Walt's ideas on Epcot are spread out all through Walt Disney World. It's difficult to imagine whether the original concept of Epcot will ever come to full realization.
However, it is encouraging to see this theme park continue to make strides towards establishing itself as a special type of place to visit.
It's odd how in a recent survey Epcot was listed as one of the most popular theme parks in the world. That distinction may have resulted from the fact that everyone sees something different in Epcot. It appeals to many people in different ways. There is no label you can place on it, in fact... shouldn't a theme park have a theme? There are theme parks based on fantasy, movies, animals, and other focused areas.
Not Epcot. It stands alone... unique. Maybe that's a good thing. Epcot has come a long way and maybe its problems are behind it.
It has taken a while for Epcot to rebound from its patchwork beginning. The main problem for its struggles could very well have been that the original concept really never had someone to drive it. There was only one pilot capable of steering this project to the finish line and that was Walt Disney himself.
But unfortunately he could not do that. If you ever get a chance to see the film I've been describing you may want to keep something in mind. With all the energy and excitement that Walt shows on film in his description of his Florida project you would have never even suspected that he was succumbing to a terrible life threatening disease.
Approximately seven weeks after making this film, Walt Disney passed away in a California hospital as his brother sat at the foot of his bed rubbing Walt's feet.
When Walt passed on, so did the driving force... the only driving force that would have seen the concepts in that film come to life.
That was the problem with Epcot.
It has taken some time to rebound, but I think Epcot is turning the corner and the future looks bright for this theme park.
I know I like it.
Halloween has come and gone, the leaves have left the trees, and the turkeys are running for cover. That means that Mousefest is just around the corner.

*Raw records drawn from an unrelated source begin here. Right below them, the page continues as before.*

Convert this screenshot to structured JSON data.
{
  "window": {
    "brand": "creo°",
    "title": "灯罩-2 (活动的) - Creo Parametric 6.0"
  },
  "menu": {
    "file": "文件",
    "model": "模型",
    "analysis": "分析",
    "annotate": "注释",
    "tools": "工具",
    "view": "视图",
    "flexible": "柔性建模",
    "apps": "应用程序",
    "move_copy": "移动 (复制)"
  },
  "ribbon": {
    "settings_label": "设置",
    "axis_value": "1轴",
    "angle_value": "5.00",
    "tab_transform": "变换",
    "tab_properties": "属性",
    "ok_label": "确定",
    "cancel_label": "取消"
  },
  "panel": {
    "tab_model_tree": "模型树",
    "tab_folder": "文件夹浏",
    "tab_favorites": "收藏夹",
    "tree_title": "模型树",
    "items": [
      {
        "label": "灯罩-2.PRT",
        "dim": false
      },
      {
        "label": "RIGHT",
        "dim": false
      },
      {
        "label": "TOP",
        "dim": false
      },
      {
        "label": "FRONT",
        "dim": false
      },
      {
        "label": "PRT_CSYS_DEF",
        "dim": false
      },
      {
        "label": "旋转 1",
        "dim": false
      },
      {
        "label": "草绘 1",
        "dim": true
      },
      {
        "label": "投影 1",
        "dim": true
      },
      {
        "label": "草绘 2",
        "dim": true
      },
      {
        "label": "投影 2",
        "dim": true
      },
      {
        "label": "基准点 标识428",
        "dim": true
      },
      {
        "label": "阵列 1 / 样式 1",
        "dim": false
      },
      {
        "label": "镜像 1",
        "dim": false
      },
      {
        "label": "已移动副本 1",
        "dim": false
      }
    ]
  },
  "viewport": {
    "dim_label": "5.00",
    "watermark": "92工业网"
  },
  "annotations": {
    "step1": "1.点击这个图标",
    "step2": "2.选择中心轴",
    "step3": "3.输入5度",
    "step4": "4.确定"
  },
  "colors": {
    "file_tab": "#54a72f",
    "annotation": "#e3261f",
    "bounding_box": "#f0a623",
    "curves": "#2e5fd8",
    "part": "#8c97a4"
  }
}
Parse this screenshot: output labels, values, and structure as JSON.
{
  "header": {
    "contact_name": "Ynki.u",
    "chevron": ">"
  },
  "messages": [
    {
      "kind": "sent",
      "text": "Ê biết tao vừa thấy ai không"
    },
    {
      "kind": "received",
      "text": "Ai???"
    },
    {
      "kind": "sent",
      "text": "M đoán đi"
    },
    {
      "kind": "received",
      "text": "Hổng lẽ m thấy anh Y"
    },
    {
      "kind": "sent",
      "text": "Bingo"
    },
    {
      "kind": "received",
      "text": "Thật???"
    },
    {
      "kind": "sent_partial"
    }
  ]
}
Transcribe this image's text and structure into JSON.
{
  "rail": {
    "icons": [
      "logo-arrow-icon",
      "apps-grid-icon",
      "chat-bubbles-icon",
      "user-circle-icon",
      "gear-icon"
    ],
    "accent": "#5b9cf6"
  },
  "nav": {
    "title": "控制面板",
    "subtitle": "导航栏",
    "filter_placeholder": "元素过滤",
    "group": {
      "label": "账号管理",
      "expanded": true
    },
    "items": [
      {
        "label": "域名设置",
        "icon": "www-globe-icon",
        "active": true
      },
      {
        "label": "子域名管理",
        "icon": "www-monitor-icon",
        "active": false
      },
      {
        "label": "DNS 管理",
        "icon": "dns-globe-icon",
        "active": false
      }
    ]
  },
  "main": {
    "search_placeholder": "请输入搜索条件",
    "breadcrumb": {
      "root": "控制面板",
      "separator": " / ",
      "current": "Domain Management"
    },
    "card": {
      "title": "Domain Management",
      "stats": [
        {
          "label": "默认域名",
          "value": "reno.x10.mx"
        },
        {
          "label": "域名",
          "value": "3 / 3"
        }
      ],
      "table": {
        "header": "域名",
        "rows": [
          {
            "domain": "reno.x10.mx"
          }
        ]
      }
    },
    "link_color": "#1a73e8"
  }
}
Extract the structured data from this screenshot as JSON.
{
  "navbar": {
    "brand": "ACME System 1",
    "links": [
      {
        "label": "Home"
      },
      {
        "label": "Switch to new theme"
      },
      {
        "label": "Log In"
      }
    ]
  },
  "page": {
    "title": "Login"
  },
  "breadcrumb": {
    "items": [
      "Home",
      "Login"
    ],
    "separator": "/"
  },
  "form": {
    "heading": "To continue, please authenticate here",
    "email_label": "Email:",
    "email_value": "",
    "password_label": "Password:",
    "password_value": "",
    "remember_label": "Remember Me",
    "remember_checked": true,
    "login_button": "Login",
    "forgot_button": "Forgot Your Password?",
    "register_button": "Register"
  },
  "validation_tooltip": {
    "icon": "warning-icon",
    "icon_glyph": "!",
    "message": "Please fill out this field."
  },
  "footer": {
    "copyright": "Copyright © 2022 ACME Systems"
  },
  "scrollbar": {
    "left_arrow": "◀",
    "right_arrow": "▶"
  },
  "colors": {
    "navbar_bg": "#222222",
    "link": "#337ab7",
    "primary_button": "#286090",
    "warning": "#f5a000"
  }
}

Next time we'll preview Mousefest 2003.
(Send an email to Mike Scopa)
Mike Scopa first visited Walt Disney World almost 30 years ago. Planning a trip was simple back in the 1970s, with only the Magic Kingdom and a few Disney-owned resorts in Orlando.
Over the past 11 years, Mike has been perfecting his WDW trip-planning skills as he has hosted chats and bulletin boards about Disney for a Fortune 100 company.